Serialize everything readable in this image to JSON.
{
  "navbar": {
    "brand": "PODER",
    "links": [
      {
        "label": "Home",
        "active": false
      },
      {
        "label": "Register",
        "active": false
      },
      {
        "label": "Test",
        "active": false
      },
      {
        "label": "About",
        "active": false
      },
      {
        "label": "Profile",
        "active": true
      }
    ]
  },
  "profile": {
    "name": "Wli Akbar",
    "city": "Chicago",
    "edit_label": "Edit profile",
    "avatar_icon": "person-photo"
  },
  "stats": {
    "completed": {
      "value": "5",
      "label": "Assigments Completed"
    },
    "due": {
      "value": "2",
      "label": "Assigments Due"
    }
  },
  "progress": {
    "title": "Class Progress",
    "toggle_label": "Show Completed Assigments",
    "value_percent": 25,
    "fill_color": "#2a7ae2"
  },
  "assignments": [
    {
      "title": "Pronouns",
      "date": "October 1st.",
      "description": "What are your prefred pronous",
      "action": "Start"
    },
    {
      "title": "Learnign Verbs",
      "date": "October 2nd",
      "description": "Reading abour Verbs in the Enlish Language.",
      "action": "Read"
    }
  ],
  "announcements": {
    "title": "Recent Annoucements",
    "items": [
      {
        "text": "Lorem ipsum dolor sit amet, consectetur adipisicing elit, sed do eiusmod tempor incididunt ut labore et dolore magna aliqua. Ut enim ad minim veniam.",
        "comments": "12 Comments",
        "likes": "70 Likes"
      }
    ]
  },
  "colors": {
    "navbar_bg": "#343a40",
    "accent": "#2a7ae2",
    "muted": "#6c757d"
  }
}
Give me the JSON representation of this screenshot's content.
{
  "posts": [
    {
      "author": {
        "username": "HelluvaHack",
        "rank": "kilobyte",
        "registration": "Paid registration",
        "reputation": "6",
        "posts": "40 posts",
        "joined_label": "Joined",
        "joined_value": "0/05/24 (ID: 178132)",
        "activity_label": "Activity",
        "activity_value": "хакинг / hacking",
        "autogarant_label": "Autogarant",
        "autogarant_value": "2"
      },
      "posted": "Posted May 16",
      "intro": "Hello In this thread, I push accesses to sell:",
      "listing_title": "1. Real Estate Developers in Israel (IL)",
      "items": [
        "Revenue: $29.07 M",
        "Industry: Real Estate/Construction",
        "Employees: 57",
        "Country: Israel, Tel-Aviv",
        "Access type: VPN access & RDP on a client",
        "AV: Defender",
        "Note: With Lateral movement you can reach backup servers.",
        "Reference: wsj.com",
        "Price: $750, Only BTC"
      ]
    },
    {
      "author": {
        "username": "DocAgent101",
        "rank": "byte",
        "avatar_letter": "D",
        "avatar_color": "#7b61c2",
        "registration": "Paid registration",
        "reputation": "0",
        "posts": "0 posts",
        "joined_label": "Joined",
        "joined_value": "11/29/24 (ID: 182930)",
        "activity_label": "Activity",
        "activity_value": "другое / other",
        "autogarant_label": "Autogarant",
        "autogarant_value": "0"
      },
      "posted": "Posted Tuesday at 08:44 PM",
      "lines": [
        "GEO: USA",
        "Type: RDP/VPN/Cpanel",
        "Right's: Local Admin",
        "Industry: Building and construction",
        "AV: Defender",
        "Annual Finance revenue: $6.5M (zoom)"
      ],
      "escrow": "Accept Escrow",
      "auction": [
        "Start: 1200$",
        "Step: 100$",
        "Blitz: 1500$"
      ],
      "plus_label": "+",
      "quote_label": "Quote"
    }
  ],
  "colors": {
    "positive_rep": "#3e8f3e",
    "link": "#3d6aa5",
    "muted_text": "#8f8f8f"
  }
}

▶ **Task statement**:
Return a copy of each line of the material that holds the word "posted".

▶ **Expected answer**:
      "posted": "Posted May 16",
      "posted": "Posted Tuesday at 08:44 PM",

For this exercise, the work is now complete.